• _PROMPT_: Nothing but the pictures gets dropped; retype every entry exactly.

• _SOURCE MATERIAL_:
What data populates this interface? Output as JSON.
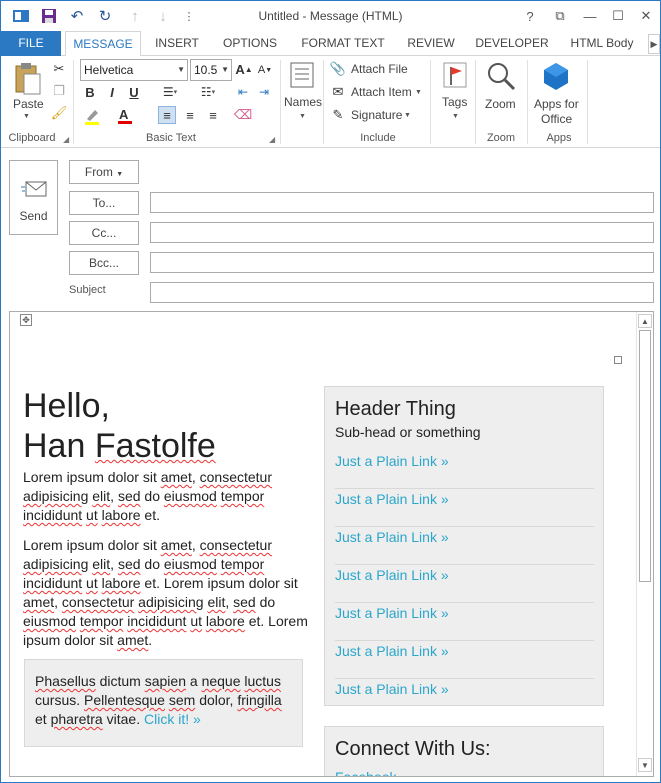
{
  "window": {
    "title": "Untitled - Message (HTML)",
    "controls": {
      "help": "?",
      "restore": "⧉",
      "minimize": "—",
      "maximize": "☐",
      "close": "✕"
    }
  },
  "quick_access": {
    "save": "save-icon",
    "undo": "undo-icon",
    "redo": "redo-icon",
    "up": "up-arrow-icon",
    "down": "down-arrow-icon",
    "more": "more-icon"
  },
  "tabs": [
    "FILE",
    "MESSAGE",
    "INSERT",
    "OPTIONS",
    "FORMAT TEXT",
    "REVIEW",
    "DEVELOPER",
    "HTML Body"
  ],
  "ribbon": {
    "clipboard": {
      "paste": "Paste",
      "group": "Clipboard"
    },
    "basic_text": {
      "font": "Helvetica",
      "size": "10.5",
      "bold": "B",
      "italic": "I",
      "underline": "U",
      "group": "Basic Text"
    },
    "names": {
      "label": "Names"
    },
    "include": {
      "attach_file": "Attach File",
      "attach_item": "Attach Item",
      "signature": "Signature",
      "group": "Include"
    },
    "tags": {
      "label": "Tags"
    },
    "zoom": {
      "label": "Zoom",
      "group": "Zoom"
    },
    "apps": {
      "label1": "Apps for",
      "label2": "Office",
      "group": "Apps"
    }
  },
  "header": {
    "send": "Send",
    "from": "From",
    "to": "To...",
    "cc": "Cc...",
    "bcc": "Bcc...",
    "subject": "Subject"
  },
  "email": {
    "hello1": "Hello,",
    "hello2": "Han Fastolfe",
    "panel": {
      "title": "Header Thing",
      "subhead": "Sub-head or something",
      "links": [
        "Just a Plain Link »",
        "Just a Plain Link »",
        "Just a Plain Link »",
        "Just a Plain Link »",
        "Just a Plain Link »",
        "Just a Plain Link »",
        "Just a Plain Link »"
      ]
    },
    "connect": {
      "title": "Connect With Us:",
      "facebook": "Facebook"
    },
    "callout_link": "Click it! »"
  },
  "colors": {
    "accent": "#2b79c2",
    "link": "#2ba6cb"
  }
}
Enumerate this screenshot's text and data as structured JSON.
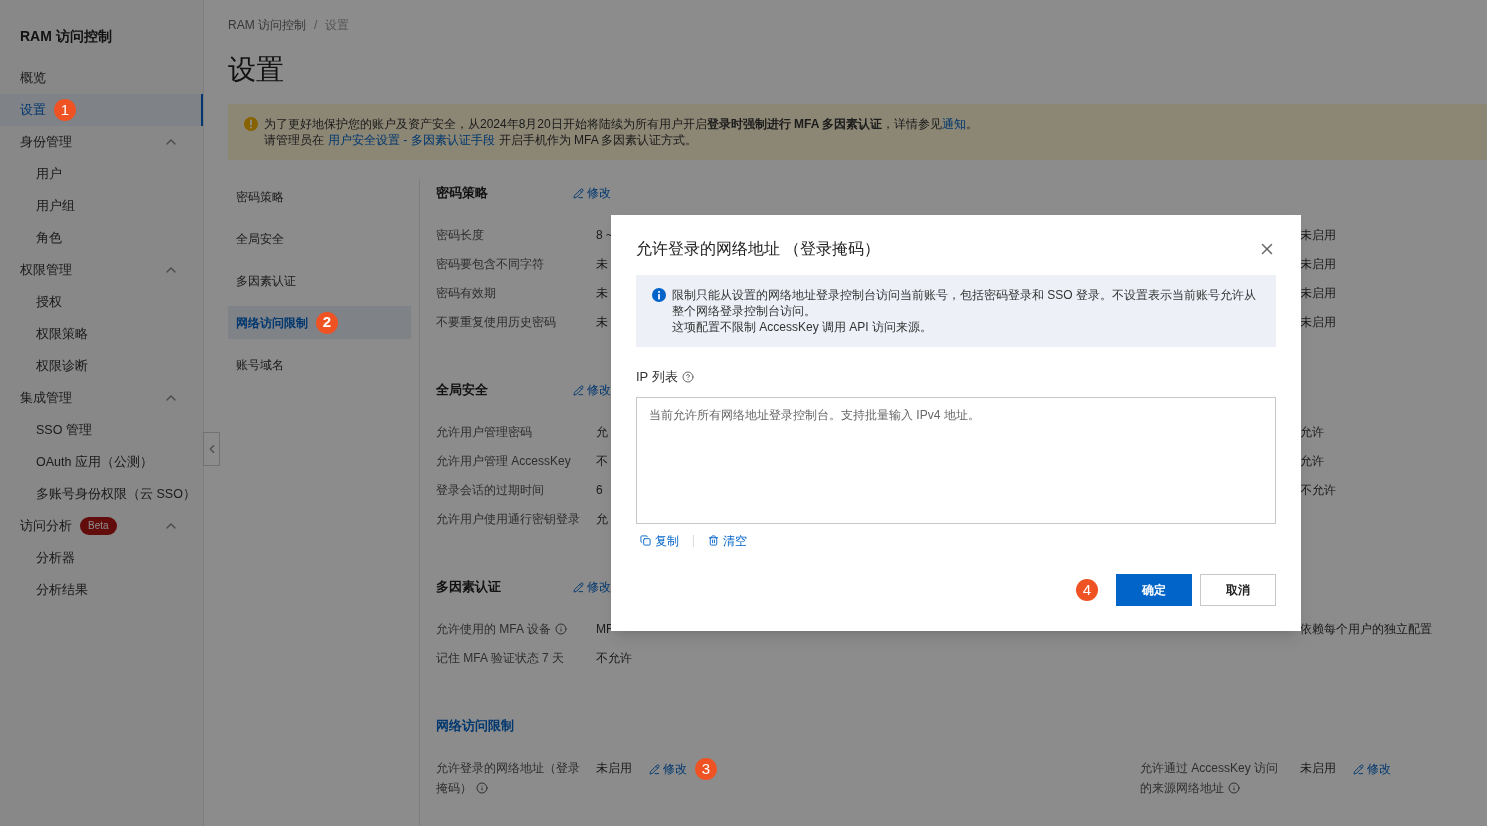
{
  "sidebar": {
    "title": "RAM 访问控制",
    "items": [
      {
        "label": "概览",
        "selected": false
      },
      {
        "label": "设置",
        "selected": true,
        "marker": "1"
      },
      {
        "label": "身份管理",
        "selected": false,
        "expanded": true,
        "children": [
          {
            "label": "用户",
            "selected": false
          },
          {
            "label": "用户组",
            "selected": false
          },
          {
            "label": "角色",
            "selected": false
          }
        ]
      },
      {
        "label": "权限管理",
        "selected": false,
        "expanded": true,
        "children": [
          {
            "label": "授权",
            "selected": false
          },
          {
            "label": "权限策略",
            "selected": false
          },
          {
            "label": "权限诊断",
            "selected": false
          }
        ]
      },
      {
        "label": "集成管理",
        "selected": false,
        "expanded": true,
        "children": [
          {
            "label": "SSO 管理",
            "selected": false
          },
          {
            "label": "OAuth 应用（公测）",
            "selected": false
          },
          {
            "label": "多账号身份权限（云 SSO）",
            "selected": false
          }
        ]
      },
      {
        "label": "访问分析",
        "badge": "Beta",
        "selected": false,
        "expanded": true,
        "children": [
          {
            "label": "分析器",
            "selected": false
          },
          {
            "label": "分析结果",
            "selected": false
          }
        ]
      }
    ]
  },
  "breadcrumb": [
    "RAM 访问控制",
    "设置"
  ],
  "breadcrumb_separator": "/",
  "page_title": "设置",
  "notice": {
    "line1": "为了更好地保护您的账户及资产安全，从2024年8月20日开始将陆续为所有用户开启**登录时强制进行 MFA 多因素认证**，详情参见",
    "line1_link": "通知",
    "line1_end": "。",
    "line2": "请管理员在",
    "line2_link": "用户安全设置 - 多因素认证手段",
    "line2_end": "开启手机作为 MFA 多因素认证方式。"
  },
  "settings_nav": [
    {
      "label": "密码策略",
      "selected": false
    },
    {
      "label": "全局安全",
      "selected": false
    },
    {
      "label": "多因素认证",
      "selected": false
    },
    {
      "label": "网络访问限制",
      "selected": true,
      "marker": "2"
    },
    {
      "label": "账号域名",
      "selected": false
    }
  ],
  "sections": [
    {
      "title": "密码策略",
      "active": false,
      "edit": "修改",
      "rows": [
        {
          "label": "密码长度",
          "info": false,
          "value": "8 ~",
          "right_value": "未启用"
        },
        {
          "label": "密码要包含不同字符",
          "info": false,
          "value": "未",
          "right_value": "未启用"
        },
        {
          "label": "密码有效期",
          "info": false,
          "value": "未",
          "right_value": "未启用"
        },
        {
          "label": "不要重复使用历史密码",
          "info": false,
          "value": "未",
          "right_value": "未启用"
        }
      ]
    },
    {
      "title": "全局安全",
      "active": false,
      "edit": "修改",
      "rows": [
        {
          "label": "允许用户管理密码",
          "info": false,
          "value": "允",
          "right_value": "允许"
        },
        {
          "label": "允许用户管理 AccessKey",
          "info": false,
          "value": "不",
          "right_value": "允许"
        },
        {
          "label": "登录会话的过期时间",
          "info": false,
          "value": "6",
          "right_value": "不允许"
        },
        {
          "label": "允许用户使用通行密钥登录",
          "info": false,
          "value": "允"
        }
      ]
    },
    {
      "title": "多因素认证",
      "active": false,
      "edit": "修改",
      "rows": [
        {
          "label": "允许使用的 MFA 设备",
          "info": true,
          "value": "MF",
          "right_value": "依赖每个用户的独立配置"
        },
        {
          "label": "记住 MFA 验证状态 7 天",
          "info": false,
          "value": "不允许"
        }
      ]
    },
    {
      "title": "网络访问限制",
      "active": true,
      "rows": [
        {
          "label": "允许登录的网络地址（登录掩码）",
          "info": true,
          "value": "未启用",
          "edit": "修改",
          "marker": "3",
          "right_label": "允许通过 AccessKey 访问的来源网络地址",
          "right_info": true,
          "right_value": "未启用",
          "right_edit": "修改"
        }
      ]
    }
  ],
  "dialog": {
    "title": "允许登录的网络地址 （登录掩码）",
    "alert": [
      "限制只能从设置的网络地址登录控制台访问当前账号，包括密码登录和 SSO 登录。不设置表示当前账号允许从整个网络登录控制台访问。",
      "这项配置不限制 AccessKey 调用 API 访问来源。"
    ],
    "field_label": "IP 列表",
    "placeholder": "当前允许所有网络地址登录控制台。支持批量输入 IPv4 地址。",
    "actions": [
      {
        "kind": "copy",
        "label": "复制"
      },
      {
        "kind": "clear",
        "label": "清空"
      }
    ],
    "marker": "4",
    "buttons": [
      {
        "kind": "primary",
        "label": "确定"
      },
      {
        "kind": "default",
        "label": "取消"
      }
    ]
  }
}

• _OUTPUT OF THE EXERCISE_:
What data populates this interface? Output as JSON.
{
  "window": {
    "title": "Untitled - Message (HTML)",
    "controls": {
      "help": "?",
      "restore": "⧉",
      "minimize": "—",
      "maximize": "☐",
      "close": "✕"
    }
  },
  "quick_access": {
    "save": "save-icon",
    "undo": "undo-icon",
    "redo": "redo-icon",
    "up": "up-arrow-icon",
    "down": "down-arrow-icon",
    "more": "more-icon"
  },
  "tabs": [
    "FILE",
    "MESSAGE",
    "INSERT",
    "OPTIONS",
    "FORMAT TEXT",
    "REVIEW",
    "DEVELOPER",
    "HTML Body"
  ],
  "ribbon": {
    "clipboard": {
      "paste": "Paste",
      "group": "Clipboard"
    },
    "basic_text": {
      "font": "Helvetica",
      "size": "10.5",
      "bold": "B",
      "italic": "I",
      "underline": "U",
      "group": "Basic Text"
    },
    "names": {
      "label": "Names"
    },
    "include": {
      "attach_file": "Attach File",
      "attach_item": "Attach Item",
      "signature": "Signature",
      "group": "Include"
    },
    "tags": {
      "label": "Tags"
    },
    "zoom": {
      "label": "Zoom",
      "group": "Zoom"
    },
    "apps": {
      "label1": "Apps for",
      "label2": "Office",
      "group": "Apps"
    }
  },
  "header": {
    "send": "Send",
    "from": "From",
    "to": "To...",
    "cc": "Cc...",
    "bcc": "Bcc...",
    "subject": "Subject"
  },
  "email": {
    "hello1": "Hello,",
    "hello2": "Han Fastolfe",
    "panel": {
      "title": "Header Thing",
      "subhead": "Sub-head or something",
      "links": [
        "Just a Plain Link »",
        "Just a Plain Link »",
        "Just a Plain Link »",
        "Just a Plain Link »",
        "Just a Plain Link »",
        "Just a Plain Link »",
        "Just a Plain Link »"
      ]
    },
    "connect": {
      "title": "Connect With Us:",
      "facebook": "Facebook"
    },
    "callout_link": "Click it! »"
  },
  "colors": {
    "accent": "#2b79c2",
    "link": "#2ba6cb"
  }
}
Enumerate this screenshot's text and data as structured JSON.
{
  "sidebar": {
    "title": "RAM 访问控制",
    "items": [
      {
        "label": "概览",
        "selected": false
      },
      {
        "label": "设置",
        "selected": true,
        "marker": "1"
      },
      {
        "label": "身份管理",
        "selected": false,
        "expanded": true,
        "children": [
          {
            "label": "用户",
            "selected": false
          },
          {
            "label": "用户组",
            "selected": false
          },
          {
            "label": "角色",
            "selected": false
          }
        ]
      },
      {
        "label": "权限管理",
        "selected": false,
        "expanded": true,
        "children": [
          {
            "label": "授权",
            "selected": false
          },
          {
            "label": "权限策略",
            "selected": false
          },
          {
            "label": "权限诊断",
            "selected": false
          }
        ]
      },
      {
        "label": "集成管理",
        "selected": false,
        "expanded": true,
        "children": [
          {
            "label": "SSO 管理",
            "selected": false
          },
          {
            "label": "OAuth 应用（公测）",
            "selected": false
          },
          {
            "label": "多账号身份权限（云 SSO）",
            "selected": false
          }
        ]
      },
      {
        "label": "访问分析",
        "badge": "Beta",
        "selected": false,
        "expanded": true,
        "children": [
          {
            "label": "分析器",
            "selected": false
          },
          {
            "label": "分析结果",
            "selected": false
          }
        ]
      }
    ]
  },
  "breadcrumb": [
    "RAM 访问控制",
    "设置"
  ],
  "breadcrumb_separator": "/",
  "page_title": "设置",
  "notice": {
    "line1": "为了更好地保护您的账户及资产安全，从2024年8月20日开始将陆续为所有用户开启**登录时强制进行 MFA 多因素认证**，详情参见",
    "line1_link": "通知",
    "line1_end": "。",
    "line2": "请管理员在",
    "line2_link": "用户安全设置 - 多因素认证手段",
    "line2_end": "开启手机作为 MFA 多因素认证方式。"
  },
  "settings_nav": [
    {
      "label": "密码策略",
      "selected": false
    },
    {
      "label": "全局安全",
      "selected": false
    },
    {
      "label": "多因素认证",
      "selected": false
    },
    {
      "label": "网络访问限制",
      "selected": true,
      "marker": "2"
    },
    {
      "label": "账号域名",
      "selected": false
    }
  ],
  "sections": [
    {
      "title": "密码策略",
      "active": false,
      "edit": "修改",
      "rows": [
        {
          "label": "密码长度",
          "info": false,
          "value": "8 ~",
          "right_value": "未启用"
        },
        {
          "label": "密码要包含不同字符",
          "info": false,
          "value": "未",
          "right_value": "未启用"
        },
        {
          "label": "密码有效期",
          "info": false,
          "value": "未",
          "right_value": "未启用"
        },
        {
          "label": "不要重复使用历史密码",
          "info": false,
          "value": "未",
          "right_value": "未启用"
        }
      ]
    },
    {
      "title": "全局安全",
      "active": false,
      "edit": "修改",
      "rows": [
        {
          "label": "允许用户管理密码",
          "info": false,
          "value": "允",
          "right_value": "允许"
        },
        {
          "label": "允许用户管理 AccessKey",
          "info": false,
          "value": "不",
          "right_value": "允许"
        },
        {
          "label": "登录会话的过期时间",
          "info": false,
          "value": "6",
          "right_value": "不允许"
        },
        {
          "label": "允许用户使用通行密钥登录",
          "info": false,
          "value": "允"
        }
      ]
    },
    {
      "title": "多因素认证",
      "active": false,
      "edit": "修改",
      "rows": [
        {
          "label": "允许使用的 MFA 设备",
          "info": true,
          "value": "MF",
          "right_value": "依赖每个用户的独立配置"
        },
        {
          "label": "记住 MFA 验证状态 7 天",
          "info": false,
          "value": "不允许"
        }
      ]
    },
    {
      "title": "网络访问限制",
      "active": true,
      "rows": [
        {
          "label": "允许登录的网络地址（登录掩码）",
          "info": true,
          "value": "未启用",
          "edit": "修改",
          "marker": "3",
          "right_label": "允许通过 AccessKey 访问的来源网络地址",
          "right_info": true,
          "right_value": "未启用",
          "right_edit": "修改"
        }
      ]
    }
  ],
  "dialog": {
    "title": "允许登录的网络地址 （登录掩码）",
    "alert": [
      "限制只能从设置的网络地址登录控制台访问当前账号，包括密码登录和 SSO 登录。不设置表示当前账号允许从整个网络登录控制台访问。",
      "这项配置不限制 AccessKey 调用 API 访问来源。"
    ],
    "field_label": "IP 列表",
    "placeholder": "当前允许所有网络地址登录控制台。支持批量输入 IPv4 地址。",
    "actions": [
      {
        "kind": "copy",
        "label": "复制"
      },
      {
        "kind": "clear",
        "label": "清空"
      }
    ],
    "marker": "4",
    "buttons": [
      {
        "kind": "primary",
        "label": "确定"
      },
      {
        "kind": "default",
        "label": "取消"
      }
    ]
  }
}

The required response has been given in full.